Effective communication skills can go a long way to ensure academic success for your child. When communicating with teachers, it’s essential for parents to be present and active, develop a listening and collaborative attitude and keep all lines of communication open. Our teachers are charged with a very important task, but so are parents. Check out what a few ESSENCE.COM readers, who happen to also be educators, had to say about working toward effective communication this school year.
“It’s a great idea for parents to write a few questions out for the teacher at the beginning of the school year.

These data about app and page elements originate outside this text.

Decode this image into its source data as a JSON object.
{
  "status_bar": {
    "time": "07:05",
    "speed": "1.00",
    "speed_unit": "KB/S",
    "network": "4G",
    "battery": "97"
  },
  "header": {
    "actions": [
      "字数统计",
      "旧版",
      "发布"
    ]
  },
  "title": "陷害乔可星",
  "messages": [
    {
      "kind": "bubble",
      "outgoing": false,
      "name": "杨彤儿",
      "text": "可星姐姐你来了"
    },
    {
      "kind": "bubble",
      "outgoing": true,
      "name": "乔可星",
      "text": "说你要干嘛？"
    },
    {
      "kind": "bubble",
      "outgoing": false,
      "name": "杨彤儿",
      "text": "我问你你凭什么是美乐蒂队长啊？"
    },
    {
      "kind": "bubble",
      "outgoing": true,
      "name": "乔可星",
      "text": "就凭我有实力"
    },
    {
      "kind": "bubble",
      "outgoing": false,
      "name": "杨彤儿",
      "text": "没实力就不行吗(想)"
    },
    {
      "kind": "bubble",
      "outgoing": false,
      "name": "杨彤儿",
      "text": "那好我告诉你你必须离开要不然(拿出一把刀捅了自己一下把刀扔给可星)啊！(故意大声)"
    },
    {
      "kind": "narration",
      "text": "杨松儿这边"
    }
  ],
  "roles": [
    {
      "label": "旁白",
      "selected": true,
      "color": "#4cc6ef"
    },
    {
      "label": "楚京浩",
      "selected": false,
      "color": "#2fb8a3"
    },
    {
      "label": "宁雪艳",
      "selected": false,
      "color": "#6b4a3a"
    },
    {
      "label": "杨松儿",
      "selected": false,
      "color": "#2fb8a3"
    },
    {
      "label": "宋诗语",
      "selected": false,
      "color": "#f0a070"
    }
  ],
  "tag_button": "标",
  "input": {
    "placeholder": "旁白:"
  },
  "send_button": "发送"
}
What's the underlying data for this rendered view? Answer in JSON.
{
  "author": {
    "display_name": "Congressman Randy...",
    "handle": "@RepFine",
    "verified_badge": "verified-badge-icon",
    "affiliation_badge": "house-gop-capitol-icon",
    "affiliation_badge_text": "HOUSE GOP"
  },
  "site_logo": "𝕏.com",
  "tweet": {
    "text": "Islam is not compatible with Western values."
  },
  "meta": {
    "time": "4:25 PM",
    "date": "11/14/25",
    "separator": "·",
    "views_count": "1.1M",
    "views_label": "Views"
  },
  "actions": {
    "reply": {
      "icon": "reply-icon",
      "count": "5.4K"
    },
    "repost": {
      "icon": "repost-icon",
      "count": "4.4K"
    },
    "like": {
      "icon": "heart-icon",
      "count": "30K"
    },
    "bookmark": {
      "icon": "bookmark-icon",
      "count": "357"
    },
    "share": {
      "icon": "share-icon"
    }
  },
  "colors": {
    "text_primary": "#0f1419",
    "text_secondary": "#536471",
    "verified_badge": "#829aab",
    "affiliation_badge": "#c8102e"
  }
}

Writing down your concerns and expectations beforehand allows for a more focused and clear conversation.” – Staci Woodley, Principal
“When it comes to communicating, both parents and educators should be willing to listen. Parents often defend their children based on information the child has provided while educators may have a difficult time assessing the unique circumstances of a student. Parents and teachers need to be on the same page.” – Tameica Williams, LMSW
“Remember that educators are just as interested in your child’s educational success as you are. Try not to wait until Meet and Greet or Parents Conference to introduce yourself to your child’s teacher. The key is: Talk to teachers early and often.” – Michelle Atterberry, Teacher
“Asking the right questions is key. Start with questions like: ‘How do I know if my child mastered this subject?’ and ‘How do I get involved in decision-making at the school?’ or ‘What is your preferred method of communication?’ Please remember educators are human beings charged with cultivating a love of learning with your child and likely 50 – 100 other children. A little understanding and a lot of proactivity goes a long way.” – Khalilah Harris, Executive Director
“Teachers and parents are deeply passionate about one common groupÚ children. The most success occurs for all students when teachers and parents work cooperatively and collaboratively. When meeting with teachers, parents should ask questions about their child’s strengths and weaknesses in each class or subject. Ask the teachers to provide ideas that can help support the child’s academic and behavioral success in school and at home. Many school communities have Parent Liaisons, guidance counselors and social workers that can provide resources to parents and students.” – Dr. Rachel Brown-Miller, Teacher